WHAT IS REQUIRED: Which lines below include "scene"? Copy them all.

Component data from apps and pages:
# # #

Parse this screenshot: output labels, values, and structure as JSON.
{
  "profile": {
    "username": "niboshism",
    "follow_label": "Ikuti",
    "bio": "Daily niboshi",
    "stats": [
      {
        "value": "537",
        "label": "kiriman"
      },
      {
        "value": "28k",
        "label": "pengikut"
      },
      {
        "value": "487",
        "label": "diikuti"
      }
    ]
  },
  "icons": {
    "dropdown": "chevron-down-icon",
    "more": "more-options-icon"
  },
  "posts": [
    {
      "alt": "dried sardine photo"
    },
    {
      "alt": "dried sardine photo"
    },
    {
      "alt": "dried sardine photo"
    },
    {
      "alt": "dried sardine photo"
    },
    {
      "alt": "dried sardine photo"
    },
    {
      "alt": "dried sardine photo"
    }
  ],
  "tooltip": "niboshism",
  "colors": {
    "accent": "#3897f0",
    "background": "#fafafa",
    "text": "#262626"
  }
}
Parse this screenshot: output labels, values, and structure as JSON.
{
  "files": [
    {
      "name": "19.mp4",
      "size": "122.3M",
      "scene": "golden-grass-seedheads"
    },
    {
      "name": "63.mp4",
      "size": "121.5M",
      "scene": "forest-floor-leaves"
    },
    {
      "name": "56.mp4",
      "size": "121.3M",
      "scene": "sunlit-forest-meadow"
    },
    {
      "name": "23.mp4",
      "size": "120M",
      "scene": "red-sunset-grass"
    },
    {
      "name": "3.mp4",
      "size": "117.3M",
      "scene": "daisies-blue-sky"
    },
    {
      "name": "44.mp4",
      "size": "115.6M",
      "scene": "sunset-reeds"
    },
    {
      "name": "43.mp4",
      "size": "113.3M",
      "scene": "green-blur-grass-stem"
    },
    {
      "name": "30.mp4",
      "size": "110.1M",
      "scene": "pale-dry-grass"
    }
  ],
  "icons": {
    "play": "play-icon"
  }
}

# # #

SOLUTION TO THIS EXERCISE:
      "scene": "golden-grass-seedheads"
      "scene": "forest-floor-leaves"
      "scene": "sunlit-forest-meadow"
      "scene": "red-sunset-grass"
      "scene": "daisies-blue-sky"
      "scene": "sunset-reeds"
      "scene": "green-blur-grass-stem"
      "scene": "pale-dry-grass"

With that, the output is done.